--- START ---

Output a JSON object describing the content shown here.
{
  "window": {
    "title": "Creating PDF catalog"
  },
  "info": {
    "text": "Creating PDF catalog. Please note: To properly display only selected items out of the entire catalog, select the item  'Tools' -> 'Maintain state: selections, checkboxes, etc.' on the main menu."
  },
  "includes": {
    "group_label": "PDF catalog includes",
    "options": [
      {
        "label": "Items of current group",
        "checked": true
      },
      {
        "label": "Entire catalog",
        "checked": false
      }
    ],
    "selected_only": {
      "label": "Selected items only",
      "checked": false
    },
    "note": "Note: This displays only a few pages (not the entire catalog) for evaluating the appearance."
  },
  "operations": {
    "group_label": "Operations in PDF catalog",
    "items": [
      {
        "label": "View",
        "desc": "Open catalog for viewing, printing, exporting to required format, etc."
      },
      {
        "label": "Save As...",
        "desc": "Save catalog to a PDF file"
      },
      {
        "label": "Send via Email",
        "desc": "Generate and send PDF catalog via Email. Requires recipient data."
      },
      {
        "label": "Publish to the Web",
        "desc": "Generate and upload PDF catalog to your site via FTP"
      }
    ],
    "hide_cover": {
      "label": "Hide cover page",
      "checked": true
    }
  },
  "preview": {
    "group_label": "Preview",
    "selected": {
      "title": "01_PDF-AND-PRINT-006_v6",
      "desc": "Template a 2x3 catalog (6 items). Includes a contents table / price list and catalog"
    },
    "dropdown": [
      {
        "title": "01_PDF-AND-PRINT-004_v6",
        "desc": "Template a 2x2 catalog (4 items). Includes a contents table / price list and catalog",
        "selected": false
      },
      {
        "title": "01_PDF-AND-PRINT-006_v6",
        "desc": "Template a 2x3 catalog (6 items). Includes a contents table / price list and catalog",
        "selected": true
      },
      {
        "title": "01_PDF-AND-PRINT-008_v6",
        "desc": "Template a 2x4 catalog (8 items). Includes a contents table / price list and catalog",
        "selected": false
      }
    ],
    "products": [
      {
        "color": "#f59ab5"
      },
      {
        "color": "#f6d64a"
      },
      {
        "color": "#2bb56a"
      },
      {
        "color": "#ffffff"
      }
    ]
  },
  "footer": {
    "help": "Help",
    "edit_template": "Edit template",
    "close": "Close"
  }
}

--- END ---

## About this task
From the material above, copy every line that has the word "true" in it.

## Response to the task
        "checked": true
      "checked": true
        "selected": true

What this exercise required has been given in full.